*** Data to use ***

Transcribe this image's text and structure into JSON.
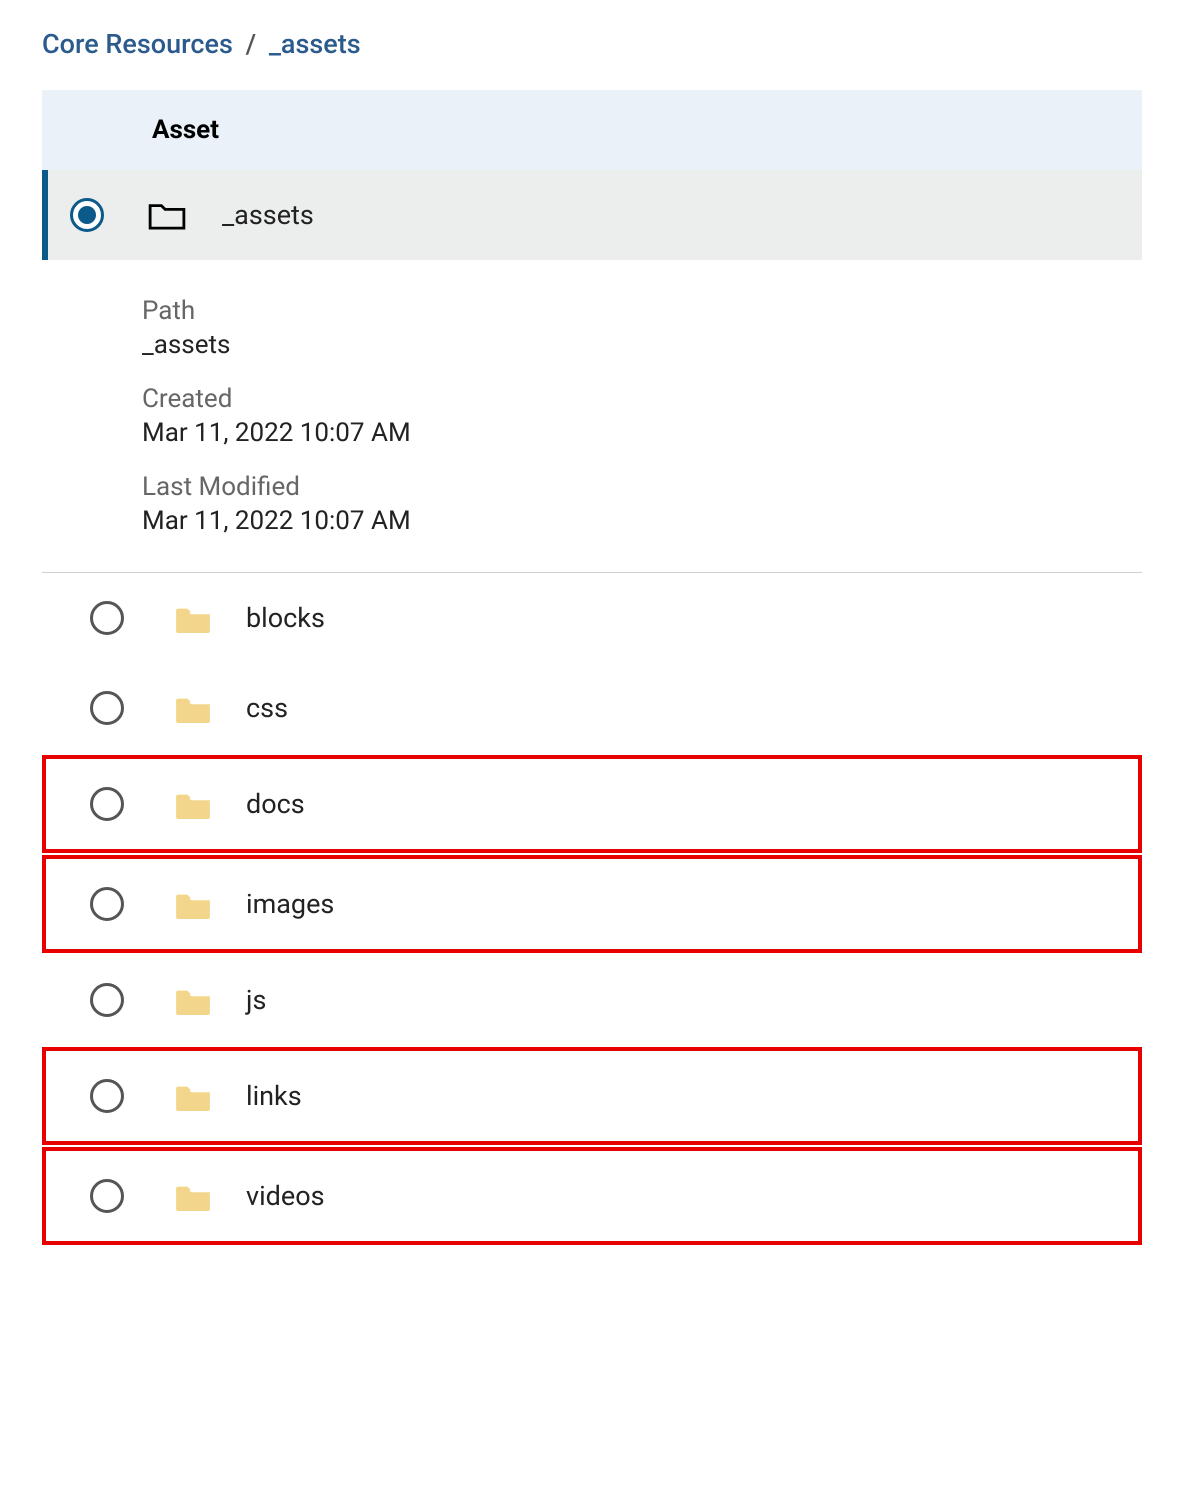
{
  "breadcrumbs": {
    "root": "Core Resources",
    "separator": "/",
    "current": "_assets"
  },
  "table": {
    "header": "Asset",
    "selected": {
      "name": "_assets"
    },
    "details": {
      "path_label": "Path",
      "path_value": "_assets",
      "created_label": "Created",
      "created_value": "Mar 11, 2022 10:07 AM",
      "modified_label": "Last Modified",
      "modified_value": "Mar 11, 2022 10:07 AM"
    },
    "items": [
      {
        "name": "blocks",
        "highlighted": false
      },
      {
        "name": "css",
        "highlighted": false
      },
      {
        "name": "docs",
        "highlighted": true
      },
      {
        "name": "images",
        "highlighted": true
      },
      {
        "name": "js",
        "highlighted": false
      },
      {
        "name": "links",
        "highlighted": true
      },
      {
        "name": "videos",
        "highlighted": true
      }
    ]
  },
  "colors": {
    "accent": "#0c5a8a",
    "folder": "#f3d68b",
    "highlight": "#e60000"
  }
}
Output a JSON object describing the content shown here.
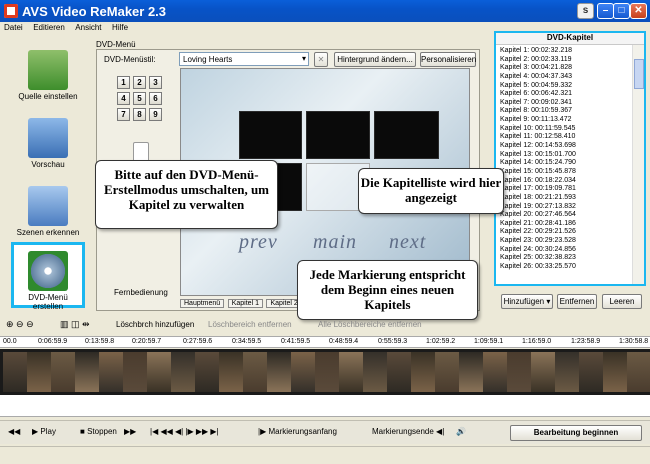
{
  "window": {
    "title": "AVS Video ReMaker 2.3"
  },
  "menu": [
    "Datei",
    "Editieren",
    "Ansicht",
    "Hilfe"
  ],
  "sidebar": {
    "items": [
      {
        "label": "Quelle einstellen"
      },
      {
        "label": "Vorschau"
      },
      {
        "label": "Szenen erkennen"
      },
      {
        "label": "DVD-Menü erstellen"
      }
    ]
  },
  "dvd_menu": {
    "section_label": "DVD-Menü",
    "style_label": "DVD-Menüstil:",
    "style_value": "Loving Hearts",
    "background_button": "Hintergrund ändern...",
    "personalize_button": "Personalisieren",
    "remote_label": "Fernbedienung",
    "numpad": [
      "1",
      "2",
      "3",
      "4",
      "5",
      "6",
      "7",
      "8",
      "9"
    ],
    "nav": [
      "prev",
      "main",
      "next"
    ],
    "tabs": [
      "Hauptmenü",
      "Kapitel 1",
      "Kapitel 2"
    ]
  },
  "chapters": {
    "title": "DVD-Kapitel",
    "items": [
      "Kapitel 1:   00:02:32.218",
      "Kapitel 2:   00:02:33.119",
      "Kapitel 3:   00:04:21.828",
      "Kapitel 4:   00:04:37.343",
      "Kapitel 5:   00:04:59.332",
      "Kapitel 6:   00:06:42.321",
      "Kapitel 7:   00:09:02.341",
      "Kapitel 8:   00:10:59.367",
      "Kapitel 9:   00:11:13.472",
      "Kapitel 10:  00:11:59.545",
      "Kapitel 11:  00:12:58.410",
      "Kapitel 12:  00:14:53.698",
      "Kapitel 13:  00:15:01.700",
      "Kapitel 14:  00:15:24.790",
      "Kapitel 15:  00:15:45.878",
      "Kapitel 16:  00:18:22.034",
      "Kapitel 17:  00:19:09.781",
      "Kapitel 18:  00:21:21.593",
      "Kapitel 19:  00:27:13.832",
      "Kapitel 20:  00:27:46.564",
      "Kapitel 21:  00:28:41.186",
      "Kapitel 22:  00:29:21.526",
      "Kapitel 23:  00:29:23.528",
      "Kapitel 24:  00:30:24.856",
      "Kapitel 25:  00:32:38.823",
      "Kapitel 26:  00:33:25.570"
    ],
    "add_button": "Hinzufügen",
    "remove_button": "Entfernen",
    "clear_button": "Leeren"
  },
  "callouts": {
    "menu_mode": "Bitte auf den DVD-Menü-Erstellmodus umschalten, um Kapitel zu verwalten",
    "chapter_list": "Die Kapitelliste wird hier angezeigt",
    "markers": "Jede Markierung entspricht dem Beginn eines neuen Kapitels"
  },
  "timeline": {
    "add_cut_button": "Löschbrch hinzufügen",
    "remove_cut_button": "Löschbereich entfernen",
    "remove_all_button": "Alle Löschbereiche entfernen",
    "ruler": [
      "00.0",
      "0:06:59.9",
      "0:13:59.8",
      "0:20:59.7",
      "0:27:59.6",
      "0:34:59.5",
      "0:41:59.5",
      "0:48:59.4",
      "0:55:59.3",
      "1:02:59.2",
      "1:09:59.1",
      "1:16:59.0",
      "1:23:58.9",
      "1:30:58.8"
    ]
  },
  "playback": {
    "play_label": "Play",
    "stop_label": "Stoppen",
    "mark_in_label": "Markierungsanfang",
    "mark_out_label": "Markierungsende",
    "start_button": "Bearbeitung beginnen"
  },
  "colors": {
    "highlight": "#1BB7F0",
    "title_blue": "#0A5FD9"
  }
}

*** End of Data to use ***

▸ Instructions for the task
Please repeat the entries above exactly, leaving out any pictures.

▸ Your solution
Transcribe this image's text and structure into JSON.
{
  "breadcrumbs": {
    "root": "Core Resources",
    "separator": "/",
    "current": "_assets"
  },
  "table": {
    "header": "Asset",
    "selected": {
      "name": "_assets"
    },
    "details": {
      "path_label": "Path",
      "path_value": "_assets",
      "created_label": "Created",
      "created_value": "Mar 11, 2022 10:07 AM",
      "modified_label": "Last Modified",
      "modified_value": "Mar 11, 2022 10:07 AM"
    },
    "items": [
      {
        "name": "blocks",
        "highlighted": false
      },
      {
        "name": "css",
        "highlighted": false
      },
      {
        "name": "docs",
        "highlighted": true
      },
      {
        "name": "images",
        "highlighted": true
      },
      {
        "name": "js",
        "highlighted": false
      },
      {
        "name": "links",
        "highlighted": true
      },
      {
        "name": "videos",
        "highlighted": true
      }
    ]
  },
  "colors": {
    "accent": "#0c5a8a",
    "folder": "#f3d68b",
    "highlight": "#e60000"
  }
}
Output a JSON object describing the content shown here.
{
  "window": {
    "title": "AVS Video ReMaker 2.3"
  },
  "menu": [
    "Datei",
    "Editieren",
    "Ansicht",
    "Hilfe"
  ],
  "sidebar": {
    "items": [
      {
        "label": "Quelle einstellen"
      },
      {
        "label": "Vorschau"
      },
      {
        "label": "Szenen erkennen"
      },
      {
        "label": "DVD-Menü erstellen"
      }
    ]
  },
  "dvd_menu": {
    "section_label": "DVD-Menü",
    "style_label": "DVD-Menüstil:",
    "style_value": "Loving Hearts",
    "background_button": "Hintergrund ändern...",
    "personalize_button": "Personalisieren",
    "remote_label": "Fernbedienung",
    "numpad": [
      "1",
      "2",
      "3",
      "4",
      "5",
      "6",
      "7",
      "8",
      "9"
    ],
    "nav": [
      "prev",
      "main",
      "next"
    ],
    "tabs": [
      "Hauptmenü",
      "Kapitel 1",
      "Kapitel 2"
    ]
  },
  "chapters": {
    "title": "DVD-Kapitel",
    "items": [
      "Kapitel 1:   00:02:32.218",
      "Kapitel 2:   00:02:33.119",
      "Kapitel 3:   00:04:21.828",
      "Kapitel 4:   00:04:37.343",
      "Kapitel 5:   00:04:59.332",
      "Kapitel 6:   00:06:42.321",
      "Kapitel 7:   00:09:02.341",
      "Kapitel 8:   00:10:59.367",
      "Kapitel 9:   00:11:13.472",
      "Kapitel 10:  00:11:59.545",
      "Kapitel 11:  00:12:58.410",
      "Kapitel 12:  00:14:53.698",
      "Kapitel 13:  00:15:01.700",
      "Kapitel 14:  00:15:24.790",
      "Kapitel 15:  00:15:45.878",
      "Kapitel 16:  00:18:22.034",
      "Kapitel 17:  00:19:09.781",
      "Kapitel 18:  00:21:21.593",
      "Kapitel 19:  00:27:13.832",
      "Kapitel 20:  00:27:46.564",
      "Kapitel 21:  00:28:41.186",
      "Kapitel 22:  00:29:21.526",
      "Kapitel 23:  00:29:23.528",
      "Kapitel 24:  00:30:24.856",
      "Kapitel 25:  00:32:38.823",
      "Kapitel 26:  00:33:25.570"
    ],
    "add_button": "Hinzufügen",
    "remove_button": "Entfernen",
    "clear_button": "Leeren"
  },
  "callouts": {
    "menu_mode": "Bitte auf den DVD-Menü-Erstellmodus umschalten, um Kapitel zu verwalten",
    "chapter_list": "Die Kapitelliste wird hier angezeigt",
    "markers": "Jede Markierung entspricht dem Beginn eines neuen Kapitels"
  },
  "timeline": {
    "add_cut_button": "Löschbrch hinzufügen",
    "remove_cut_button": "Löschbereich entfernen",
    "remove_all_button": "Alle Löschbereiche entfernen",
    "ruler": [
      "00.0",
      "0:06:59.9",
      "0:13:59.8",
      "0:20:59.7",
      "0:27:59.6",
      "0:34:59.5",
      "0:41:59.5",
      "0:48:59.4",
      "0:55:59.3",
      "1:02:59.2",
      "1:09:59.1",
      "1:16:59.0",
      "1:23:58.9",
      "1:30:58.8"
    ]
  },
  "playback": {
    "play_label": "Play",
    "stop_label": "Stoppen",
    "mark_in_label": "Markierungsanfang",
    "mark_out_label": "Markierungsende",
    "start_button": "Bearbeitung beginnen"
  },
  "colors": {
    "highlight": "#1BB7F0",
    "title_blue": "#0A5FD9"
  }
}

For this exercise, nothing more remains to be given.